_WORK ITEM_
Determine how many lines in the listing that follows include "JSON". Answer only with that number.

RECORDS SUPPLIED below:

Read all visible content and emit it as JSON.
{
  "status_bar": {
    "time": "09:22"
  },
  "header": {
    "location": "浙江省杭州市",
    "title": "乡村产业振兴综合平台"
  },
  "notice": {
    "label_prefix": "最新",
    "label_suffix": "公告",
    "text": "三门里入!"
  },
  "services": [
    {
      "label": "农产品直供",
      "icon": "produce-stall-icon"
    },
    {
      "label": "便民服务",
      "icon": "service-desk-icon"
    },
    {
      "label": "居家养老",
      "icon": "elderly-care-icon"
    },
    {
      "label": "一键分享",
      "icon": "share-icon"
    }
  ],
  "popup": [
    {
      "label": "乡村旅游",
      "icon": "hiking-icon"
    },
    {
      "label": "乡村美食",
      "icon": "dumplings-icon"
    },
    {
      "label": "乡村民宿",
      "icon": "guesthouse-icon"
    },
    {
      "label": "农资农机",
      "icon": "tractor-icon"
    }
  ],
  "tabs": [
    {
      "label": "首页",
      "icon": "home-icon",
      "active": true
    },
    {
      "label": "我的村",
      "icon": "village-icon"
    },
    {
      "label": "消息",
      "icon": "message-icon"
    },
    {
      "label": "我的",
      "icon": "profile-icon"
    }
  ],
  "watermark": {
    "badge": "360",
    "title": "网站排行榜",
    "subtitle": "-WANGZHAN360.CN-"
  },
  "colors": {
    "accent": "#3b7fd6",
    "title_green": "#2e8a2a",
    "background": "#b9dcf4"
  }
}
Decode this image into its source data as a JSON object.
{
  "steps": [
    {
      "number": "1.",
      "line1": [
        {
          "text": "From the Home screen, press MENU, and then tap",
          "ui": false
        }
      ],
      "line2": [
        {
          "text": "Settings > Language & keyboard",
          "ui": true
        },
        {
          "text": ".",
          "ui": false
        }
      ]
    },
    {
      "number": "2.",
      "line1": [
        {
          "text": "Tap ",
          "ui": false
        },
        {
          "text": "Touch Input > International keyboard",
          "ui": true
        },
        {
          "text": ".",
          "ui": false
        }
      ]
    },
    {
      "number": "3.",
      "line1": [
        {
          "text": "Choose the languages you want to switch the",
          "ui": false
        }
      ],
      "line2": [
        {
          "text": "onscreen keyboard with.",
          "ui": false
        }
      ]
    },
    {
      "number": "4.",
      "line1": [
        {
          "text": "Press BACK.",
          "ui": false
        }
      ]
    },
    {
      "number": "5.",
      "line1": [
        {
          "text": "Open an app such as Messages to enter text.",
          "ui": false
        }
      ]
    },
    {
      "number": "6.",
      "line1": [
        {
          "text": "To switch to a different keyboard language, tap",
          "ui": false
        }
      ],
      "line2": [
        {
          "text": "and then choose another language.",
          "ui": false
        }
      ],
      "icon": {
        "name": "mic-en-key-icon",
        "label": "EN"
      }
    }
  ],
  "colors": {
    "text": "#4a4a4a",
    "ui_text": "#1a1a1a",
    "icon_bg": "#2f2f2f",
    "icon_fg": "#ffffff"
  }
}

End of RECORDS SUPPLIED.

_SOLUTION FOR THIS PROBLEM_
2